This is a guest post from Pauline of investmentzen.com
We have all been there. Debt payments are creeping up, and it is starting to get hard to keep up with them.
Whatever the reason you got indebted in the first place, this is not the moment to blame yourself, or to give up. It is time to take action, to make sure it doesn’t happen again, and you get back on track for a solid financial future.
Paying of debt is tedious. It’s like losing weight. You enjoyed that meal last week, but you don’t really want to spend your Sunday at the gym to work it off. Yet, if you don’t, things will get worse, and soon you’ll be overweight.
So let’s tackle your debt, one step at a time.
Step 1: Reduce the interest on your debt
You owe a certain sum of money, and we will see later what we can do about that, but for now, let’s try to lower our monthly payments by reducing the cost of our debt.
Make a list of all your debt:
- Credit cards
- Car loans
- Student loans
- Personal loans
And next to it write down the interest rate you are paying on said debt. It might look like:
- Credit card A 19.9%
- Credit card B 12%
- Student loan 6.9%
- Mortgage 4.3%
Your priority is to reduce the interest you are paying on your debt. A $1,000 balance over 12 months at 19.9% is costing you a whopping $199! Look for a 0% balance transfer and move all your credit card balances over there. If your credit score is too low for that, try calling your credit card company and let them know you would like your rate lowered, because paying off your debt is becoming increasingly difficult. Lowering the rate will be cheaper for them than chasing a customer in default so they might oblige.
Step 2: Reduce capital payments on your debt
Doing so will likely lengthen your debt repayment period, so that should be an option only if your current payments are too hard to honor. Unless you had a grace period on that 0% balance transfer. In which case, you should pretend like you are making the repayments, and put the money on a high yield savings account in the meanwhile, so it earns a little bit of interest for you.

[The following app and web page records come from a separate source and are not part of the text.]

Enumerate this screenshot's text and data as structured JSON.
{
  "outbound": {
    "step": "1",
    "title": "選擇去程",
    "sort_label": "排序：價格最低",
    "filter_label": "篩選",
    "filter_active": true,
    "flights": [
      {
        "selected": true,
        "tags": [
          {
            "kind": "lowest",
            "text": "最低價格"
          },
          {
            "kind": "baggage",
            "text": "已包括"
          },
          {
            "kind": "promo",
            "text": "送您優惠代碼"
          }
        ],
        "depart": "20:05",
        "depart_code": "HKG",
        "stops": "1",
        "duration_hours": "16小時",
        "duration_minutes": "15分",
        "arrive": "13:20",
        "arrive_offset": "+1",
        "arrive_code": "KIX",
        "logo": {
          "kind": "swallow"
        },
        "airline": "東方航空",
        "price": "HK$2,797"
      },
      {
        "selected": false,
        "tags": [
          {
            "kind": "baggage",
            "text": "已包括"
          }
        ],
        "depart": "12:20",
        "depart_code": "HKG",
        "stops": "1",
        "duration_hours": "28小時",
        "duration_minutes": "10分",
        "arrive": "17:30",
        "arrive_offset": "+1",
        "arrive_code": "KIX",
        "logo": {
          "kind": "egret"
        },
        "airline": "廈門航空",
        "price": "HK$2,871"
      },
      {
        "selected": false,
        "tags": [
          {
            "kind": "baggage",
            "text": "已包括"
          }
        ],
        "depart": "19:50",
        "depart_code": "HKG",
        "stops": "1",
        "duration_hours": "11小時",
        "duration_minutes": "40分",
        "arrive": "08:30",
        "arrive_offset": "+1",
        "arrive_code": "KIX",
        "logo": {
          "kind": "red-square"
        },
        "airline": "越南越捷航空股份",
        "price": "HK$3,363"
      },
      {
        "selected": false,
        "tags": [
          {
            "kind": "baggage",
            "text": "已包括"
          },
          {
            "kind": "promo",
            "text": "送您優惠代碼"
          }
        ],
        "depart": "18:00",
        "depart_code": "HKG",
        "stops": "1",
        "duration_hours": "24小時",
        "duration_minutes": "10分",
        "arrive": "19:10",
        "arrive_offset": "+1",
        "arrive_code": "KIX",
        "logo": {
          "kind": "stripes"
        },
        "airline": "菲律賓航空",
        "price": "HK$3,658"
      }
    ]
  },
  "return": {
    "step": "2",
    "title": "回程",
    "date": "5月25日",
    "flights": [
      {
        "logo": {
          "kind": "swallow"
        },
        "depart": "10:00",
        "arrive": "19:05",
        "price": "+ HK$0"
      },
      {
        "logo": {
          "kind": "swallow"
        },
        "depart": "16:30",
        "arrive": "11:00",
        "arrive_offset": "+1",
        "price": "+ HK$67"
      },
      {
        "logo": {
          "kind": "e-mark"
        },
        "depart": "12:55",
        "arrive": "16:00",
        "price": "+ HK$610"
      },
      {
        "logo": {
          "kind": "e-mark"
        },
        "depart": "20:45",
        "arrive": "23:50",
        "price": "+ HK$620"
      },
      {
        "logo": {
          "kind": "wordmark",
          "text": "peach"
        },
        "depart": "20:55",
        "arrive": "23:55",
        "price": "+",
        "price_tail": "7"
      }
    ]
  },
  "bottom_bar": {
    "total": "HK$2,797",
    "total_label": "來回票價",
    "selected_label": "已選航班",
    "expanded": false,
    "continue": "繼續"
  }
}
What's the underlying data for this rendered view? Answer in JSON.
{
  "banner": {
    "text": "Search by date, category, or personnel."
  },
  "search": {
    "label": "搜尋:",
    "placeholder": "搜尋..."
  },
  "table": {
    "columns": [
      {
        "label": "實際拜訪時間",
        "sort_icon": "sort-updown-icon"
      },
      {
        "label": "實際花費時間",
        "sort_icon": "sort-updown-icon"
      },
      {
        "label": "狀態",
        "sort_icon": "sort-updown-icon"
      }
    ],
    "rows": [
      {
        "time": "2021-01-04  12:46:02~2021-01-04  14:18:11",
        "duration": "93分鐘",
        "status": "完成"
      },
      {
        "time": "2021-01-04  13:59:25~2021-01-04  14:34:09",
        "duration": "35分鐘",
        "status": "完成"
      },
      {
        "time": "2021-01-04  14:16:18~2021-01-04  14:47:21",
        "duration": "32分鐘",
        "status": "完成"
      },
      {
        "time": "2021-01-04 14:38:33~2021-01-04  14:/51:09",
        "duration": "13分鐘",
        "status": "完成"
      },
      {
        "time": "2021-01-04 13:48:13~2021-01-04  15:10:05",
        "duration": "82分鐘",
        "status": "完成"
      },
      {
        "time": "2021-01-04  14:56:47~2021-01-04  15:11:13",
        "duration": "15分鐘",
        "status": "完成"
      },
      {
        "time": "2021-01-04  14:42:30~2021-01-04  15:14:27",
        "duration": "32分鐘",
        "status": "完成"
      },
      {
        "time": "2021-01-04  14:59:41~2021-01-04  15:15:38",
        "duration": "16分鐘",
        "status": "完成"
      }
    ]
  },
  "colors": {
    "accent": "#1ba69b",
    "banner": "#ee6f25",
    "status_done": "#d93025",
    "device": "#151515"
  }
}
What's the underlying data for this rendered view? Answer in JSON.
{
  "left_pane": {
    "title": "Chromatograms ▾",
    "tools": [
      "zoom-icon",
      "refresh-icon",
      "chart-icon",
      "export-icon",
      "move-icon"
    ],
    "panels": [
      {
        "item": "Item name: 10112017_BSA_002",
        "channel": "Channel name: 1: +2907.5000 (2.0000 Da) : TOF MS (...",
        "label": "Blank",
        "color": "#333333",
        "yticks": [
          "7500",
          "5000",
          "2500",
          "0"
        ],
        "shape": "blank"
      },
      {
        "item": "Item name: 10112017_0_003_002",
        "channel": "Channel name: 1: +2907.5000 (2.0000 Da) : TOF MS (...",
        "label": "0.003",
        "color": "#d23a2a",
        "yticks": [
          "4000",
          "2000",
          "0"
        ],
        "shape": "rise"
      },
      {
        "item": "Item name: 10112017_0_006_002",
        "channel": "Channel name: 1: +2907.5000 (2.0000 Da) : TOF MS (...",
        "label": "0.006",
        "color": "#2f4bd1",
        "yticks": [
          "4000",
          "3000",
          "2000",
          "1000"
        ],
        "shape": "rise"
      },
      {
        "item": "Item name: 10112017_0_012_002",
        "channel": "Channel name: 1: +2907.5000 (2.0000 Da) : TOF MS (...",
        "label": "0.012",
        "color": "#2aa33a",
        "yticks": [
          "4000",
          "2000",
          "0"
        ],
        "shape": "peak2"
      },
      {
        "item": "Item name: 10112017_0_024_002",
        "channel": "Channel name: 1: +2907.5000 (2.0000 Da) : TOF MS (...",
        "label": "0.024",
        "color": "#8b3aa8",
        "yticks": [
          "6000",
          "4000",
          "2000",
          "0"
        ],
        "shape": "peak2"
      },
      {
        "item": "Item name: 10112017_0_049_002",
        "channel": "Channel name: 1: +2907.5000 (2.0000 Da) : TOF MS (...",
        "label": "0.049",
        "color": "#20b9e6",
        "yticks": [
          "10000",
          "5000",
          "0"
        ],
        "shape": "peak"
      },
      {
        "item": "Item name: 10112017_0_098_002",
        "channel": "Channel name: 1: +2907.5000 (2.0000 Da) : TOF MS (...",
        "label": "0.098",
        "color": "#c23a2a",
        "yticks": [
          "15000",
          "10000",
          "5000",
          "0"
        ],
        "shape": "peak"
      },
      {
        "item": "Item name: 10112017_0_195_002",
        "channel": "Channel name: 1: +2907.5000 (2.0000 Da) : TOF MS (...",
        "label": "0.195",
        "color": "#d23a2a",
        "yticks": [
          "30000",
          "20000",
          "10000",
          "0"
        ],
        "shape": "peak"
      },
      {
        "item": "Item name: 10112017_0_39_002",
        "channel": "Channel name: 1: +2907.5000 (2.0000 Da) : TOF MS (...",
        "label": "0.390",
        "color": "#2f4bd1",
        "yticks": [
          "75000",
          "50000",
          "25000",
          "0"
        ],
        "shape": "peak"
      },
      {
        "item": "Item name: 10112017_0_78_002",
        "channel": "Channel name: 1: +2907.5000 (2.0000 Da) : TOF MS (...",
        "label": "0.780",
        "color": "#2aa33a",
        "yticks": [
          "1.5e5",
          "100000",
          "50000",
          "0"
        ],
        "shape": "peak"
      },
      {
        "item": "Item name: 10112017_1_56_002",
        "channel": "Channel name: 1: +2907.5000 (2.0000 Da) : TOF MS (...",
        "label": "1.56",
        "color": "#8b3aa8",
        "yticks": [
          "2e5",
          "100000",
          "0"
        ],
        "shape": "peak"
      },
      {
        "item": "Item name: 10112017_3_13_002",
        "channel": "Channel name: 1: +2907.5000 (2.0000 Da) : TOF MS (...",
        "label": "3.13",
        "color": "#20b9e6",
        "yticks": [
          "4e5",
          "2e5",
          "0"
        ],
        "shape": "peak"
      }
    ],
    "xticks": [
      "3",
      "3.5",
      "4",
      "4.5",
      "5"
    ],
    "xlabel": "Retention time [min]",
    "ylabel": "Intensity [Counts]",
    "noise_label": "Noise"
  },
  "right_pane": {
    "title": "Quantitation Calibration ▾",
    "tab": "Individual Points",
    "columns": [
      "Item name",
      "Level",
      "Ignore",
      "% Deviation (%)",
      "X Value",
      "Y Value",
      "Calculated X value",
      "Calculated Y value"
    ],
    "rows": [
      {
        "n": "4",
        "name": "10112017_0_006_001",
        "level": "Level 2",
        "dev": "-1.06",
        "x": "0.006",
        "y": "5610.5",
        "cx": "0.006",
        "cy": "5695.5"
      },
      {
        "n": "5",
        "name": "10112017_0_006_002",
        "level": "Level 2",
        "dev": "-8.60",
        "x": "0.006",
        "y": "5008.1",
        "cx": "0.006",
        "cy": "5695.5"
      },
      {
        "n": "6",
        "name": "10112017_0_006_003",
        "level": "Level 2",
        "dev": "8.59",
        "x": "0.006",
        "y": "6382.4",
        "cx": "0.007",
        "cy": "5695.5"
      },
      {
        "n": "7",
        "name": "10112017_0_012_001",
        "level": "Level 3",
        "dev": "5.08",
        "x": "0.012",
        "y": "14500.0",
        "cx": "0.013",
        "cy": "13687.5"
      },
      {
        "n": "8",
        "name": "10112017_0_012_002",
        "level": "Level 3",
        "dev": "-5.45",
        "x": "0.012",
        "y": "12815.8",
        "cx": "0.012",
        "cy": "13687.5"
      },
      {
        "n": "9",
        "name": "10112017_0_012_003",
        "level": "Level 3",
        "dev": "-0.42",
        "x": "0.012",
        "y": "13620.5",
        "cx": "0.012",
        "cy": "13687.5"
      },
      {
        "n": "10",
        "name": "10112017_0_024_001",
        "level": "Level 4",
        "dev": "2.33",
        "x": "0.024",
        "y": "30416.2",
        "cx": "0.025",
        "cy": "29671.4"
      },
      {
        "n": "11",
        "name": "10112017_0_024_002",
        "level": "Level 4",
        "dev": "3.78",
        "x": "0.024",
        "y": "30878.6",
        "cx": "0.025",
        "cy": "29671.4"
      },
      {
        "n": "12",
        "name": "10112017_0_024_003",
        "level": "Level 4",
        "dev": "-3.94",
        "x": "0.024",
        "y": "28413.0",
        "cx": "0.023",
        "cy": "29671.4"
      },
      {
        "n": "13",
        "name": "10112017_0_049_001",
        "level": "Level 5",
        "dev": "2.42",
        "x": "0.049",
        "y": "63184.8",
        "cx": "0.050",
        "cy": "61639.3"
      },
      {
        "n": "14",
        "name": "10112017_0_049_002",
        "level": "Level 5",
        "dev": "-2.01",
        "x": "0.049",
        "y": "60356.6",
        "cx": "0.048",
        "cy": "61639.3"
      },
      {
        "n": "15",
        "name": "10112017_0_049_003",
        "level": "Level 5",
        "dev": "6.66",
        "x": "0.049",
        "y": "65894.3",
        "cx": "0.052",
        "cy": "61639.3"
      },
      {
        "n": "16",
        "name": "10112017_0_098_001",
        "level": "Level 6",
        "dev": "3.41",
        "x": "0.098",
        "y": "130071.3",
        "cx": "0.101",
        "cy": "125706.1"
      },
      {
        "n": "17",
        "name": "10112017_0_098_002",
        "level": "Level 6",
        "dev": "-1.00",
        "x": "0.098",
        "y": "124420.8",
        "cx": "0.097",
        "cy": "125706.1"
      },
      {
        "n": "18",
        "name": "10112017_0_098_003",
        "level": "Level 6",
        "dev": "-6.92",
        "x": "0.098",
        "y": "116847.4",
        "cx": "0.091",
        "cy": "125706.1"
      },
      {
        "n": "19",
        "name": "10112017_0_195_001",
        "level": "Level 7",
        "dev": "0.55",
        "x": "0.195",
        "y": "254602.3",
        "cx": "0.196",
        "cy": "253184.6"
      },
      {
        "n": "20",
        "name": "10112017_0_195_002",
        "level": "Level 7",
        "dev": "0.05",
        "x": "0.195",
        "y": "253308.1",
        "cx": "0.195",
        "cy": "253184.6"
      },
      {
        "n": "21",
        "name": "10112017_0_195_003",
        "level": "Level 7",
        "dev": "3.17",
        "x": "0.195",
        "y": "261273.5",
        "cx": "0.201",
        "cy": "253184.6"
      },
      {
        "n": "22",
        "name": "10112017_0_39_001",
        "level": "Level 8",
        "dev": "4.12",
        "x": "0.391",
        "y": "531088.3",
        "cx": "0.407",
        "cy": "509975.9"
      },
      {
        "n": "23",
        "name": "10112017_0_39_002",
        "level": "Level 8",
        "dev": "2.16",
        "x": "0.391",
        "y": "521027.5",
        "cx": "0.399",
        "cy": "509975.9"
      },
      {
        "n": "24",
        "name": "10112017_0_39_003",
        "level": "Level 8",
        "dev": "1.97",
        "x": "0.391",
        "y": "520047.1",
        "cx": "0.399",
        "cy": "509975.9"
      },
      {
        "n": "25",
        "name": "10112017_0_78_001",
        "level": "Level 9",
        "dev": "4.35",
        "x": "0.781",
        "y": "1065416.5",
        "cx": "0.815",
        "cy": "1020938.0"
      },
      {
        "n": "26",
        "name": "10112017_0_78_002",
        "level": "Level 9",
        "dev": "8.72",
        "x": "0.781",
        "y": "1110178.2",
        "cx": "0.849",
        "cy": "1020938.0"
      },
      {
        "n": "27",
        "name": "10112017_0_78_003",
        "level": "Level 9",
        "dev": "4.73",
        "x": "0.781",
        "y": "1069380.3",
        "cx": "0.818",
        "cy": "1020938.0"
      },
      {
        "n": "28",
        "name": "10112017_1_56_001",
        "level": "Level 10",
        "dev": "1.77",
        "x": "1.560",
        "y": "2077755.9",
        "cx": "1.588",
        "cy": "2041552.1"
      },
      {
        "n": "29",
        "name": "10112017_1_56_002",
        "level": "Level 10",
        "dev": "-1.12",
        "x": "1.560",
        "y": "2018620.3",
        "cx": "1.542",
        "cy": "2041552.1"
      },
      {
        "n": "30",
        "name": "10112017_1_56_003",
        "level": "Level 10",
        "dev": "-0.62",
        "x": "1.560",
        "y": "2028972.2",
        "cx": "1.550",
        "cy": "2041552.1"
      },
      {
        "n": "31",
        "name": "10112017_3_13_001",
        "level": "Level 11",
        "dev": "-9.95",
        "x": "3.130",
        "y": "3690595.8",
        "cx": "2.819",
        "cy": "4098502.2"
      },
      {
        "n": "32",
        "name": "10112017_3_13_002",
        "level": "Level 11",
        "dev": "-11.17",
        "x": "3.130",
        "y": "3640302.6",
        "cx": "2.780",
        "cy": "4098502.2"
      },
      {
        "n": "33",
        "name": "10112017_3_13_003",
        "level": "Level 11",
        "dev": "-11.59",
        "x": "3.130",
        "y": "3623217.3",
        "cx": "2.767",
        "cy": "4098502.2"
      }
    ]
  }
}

Remember to put a date in your calendar for when your 0% deal is over, to pay the full balance, or it will revert to a super high rate. That is how companies make money. If you are still short, make another 0% transfer.
Step 3: Refinance your mortgage
Refinancing your mortgage is one of these “big wins” that won’t take a lot of time and can save you thousands of dollars over the life of the loan. A quick online search will tell you what the current rates are depending on your credit, and then a mortgage repayment calculator will tell you what your new payments will be.
Like with credit cards, if you keep your mortgage payments the same, you will be overpaying a little every month, and can shave months or even years off the life of your loan by doing so.
When refinancing, you might be tempted to open another line of credit to pay off your credit card balance. The catch is, you are switching from unsecured debt to secured debt. That means if you don’t pay your line of credit, your creditors can sell your house. If you don’t pay your credit card, the debt is not secured against an asset.
So now that you are aware of the risks, that might be worth considering if you were unable to get a 0% balance transfer.
Step 4: Refinance your other debt
Refinancing your student loans and other kinds of debt can be done over the same term, for a lower interest rate, or over a longer term, in order for you to have some breathing room in your budget thanks to lower payments. BUT if you go for a longer term, the final amount you’ll end up paying will probably be higher than the original loan figure.
So make sure you understand what the implications are before you sign anything. You can refinance all your loans together, also known as debt consolidation, or go on a per case basis with each lender.
All these steps are pretty straightforward and can not only save you a bunch in interest, but also lower your payments and help your cash flow right now. Even if you are able to make your current payments, why pay more in interest?